= ACTION ITEM =
Show every line of the records below that contains the word "Clock".

= INPUT DATA =
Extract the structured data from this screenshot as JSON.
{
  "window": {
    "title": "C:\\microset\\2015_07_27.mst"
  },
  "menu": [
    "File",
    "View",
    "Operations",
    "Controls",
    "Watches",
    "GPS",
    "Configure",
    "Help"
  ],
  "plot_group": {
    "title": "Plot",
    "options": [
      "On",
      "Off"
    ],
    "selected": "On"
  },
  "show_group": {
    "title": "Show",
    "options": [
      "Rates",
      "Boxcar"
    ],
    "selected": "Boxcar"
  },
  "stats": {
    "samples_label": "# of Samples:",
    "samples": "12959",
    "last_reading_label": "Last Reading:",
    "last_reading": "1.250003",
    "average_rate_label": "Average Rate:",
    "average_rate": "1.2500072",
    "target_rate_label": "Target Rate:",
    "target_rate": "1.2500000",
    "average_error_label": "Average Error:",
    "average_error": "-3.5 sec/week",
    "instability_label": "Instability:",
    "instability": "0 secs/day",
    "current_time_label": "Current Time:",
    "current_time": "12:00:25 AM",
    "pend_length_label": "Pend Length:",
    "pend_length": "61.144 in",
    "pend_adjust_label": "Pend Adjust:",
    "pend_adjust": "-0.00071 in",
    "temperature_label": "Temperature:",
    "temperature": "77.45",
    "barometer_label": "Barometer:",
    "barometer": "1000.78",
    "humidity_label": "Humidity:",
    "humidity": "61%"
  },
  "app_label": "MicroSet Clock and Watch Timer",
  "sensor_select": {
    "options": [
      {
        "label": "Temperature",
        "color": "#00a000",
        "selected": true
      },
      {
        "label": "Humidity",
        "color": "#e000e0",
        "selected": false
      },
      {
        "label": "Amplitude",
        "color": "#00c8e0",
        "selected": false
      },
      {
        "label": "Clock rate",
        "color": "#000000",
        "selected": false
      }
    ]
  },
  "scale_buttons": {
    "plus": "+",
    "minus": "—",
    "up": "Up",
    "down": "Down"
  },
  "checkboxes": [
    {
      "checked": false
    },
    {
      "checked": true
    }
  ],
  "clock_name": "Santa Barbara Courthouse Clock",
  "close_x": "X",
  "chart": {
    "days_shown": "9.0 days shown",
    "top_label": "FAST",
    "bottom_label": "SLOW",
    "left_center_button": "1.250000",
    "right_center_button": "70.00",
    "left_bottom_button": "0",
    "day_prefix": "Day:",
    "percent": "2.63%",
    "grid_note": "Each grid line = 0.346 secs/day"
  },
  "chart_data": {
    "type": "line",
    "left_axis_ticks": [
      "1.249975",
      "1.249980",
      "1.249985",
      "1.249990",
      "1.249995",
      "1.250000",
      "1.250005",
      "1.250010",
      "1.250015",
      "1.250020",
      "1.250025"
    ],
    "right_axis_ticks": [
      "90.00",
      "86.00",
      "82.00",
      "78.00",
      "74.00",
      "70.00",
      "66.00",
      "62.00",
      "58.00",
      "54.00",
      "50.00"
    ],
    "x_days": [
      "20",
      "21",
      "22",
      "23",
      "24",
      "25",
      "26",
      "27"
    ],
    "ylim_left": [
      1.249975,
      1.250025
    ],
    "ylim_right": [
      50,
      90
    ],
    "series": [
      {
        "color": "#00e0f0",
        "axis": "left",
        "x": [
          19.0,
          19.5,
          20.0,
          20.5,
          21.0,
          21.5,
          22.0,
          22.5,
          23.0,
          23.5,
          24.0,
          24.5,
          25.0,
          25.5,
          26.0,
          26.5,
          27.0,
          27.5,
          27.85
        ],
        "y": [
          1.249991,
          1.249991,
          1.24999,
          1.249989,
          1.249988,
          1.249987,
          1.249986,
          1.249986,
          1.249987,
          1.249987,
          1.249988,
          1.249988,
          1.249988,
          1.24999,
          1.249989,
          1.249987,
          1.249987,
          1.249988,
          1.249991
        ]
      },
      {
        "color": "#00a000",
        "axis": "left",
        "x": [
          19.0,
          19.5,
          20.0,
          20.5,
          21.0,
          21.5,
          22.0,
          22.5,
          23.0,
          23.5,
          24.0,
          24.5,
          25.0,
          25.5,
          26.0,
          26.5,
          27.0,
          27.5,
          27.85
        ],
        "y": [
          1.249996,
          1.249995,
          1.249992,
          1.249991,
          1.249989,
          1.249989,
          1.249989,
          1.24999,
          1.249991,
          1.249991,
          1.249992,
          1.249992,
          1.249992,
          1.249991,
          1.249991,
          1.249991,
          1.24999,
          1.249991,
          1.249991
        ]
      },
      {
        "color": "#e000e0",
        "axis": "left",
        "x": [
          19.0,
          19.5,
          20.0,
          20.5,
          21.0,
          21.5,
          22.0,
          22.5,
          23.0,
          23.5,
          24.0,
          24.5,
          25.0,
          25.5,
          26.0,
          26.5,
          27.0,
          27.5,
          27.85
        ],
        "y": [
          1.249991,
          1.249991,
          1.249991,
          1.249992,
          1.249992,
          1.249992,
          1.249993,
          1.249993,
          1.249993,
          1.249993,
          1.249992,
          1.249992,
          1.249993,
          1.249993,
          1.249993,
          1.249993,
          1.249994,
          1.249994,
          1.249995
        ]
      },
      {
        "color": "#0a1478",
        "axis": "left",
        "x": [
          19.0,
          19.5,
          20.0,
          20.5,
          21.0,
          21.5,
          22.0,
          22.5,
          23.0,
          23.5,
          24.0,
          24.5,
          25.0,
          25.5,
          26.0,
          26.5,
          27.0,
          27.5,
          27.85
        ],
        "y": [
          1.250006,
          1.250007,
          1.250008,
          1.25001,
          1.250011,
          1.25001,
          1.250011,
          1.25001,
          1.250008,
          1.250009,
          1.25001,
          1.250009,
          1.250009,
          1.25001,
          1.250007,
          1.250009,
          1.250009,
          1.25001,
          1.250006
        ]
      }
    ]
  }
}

= SOLVED EXERCISE =
  "app_label": "MicroSet Clock and Watch Timer",
        "label": "Clock rate",
  "clock_name": "Santa Barbara Courthouse Clock",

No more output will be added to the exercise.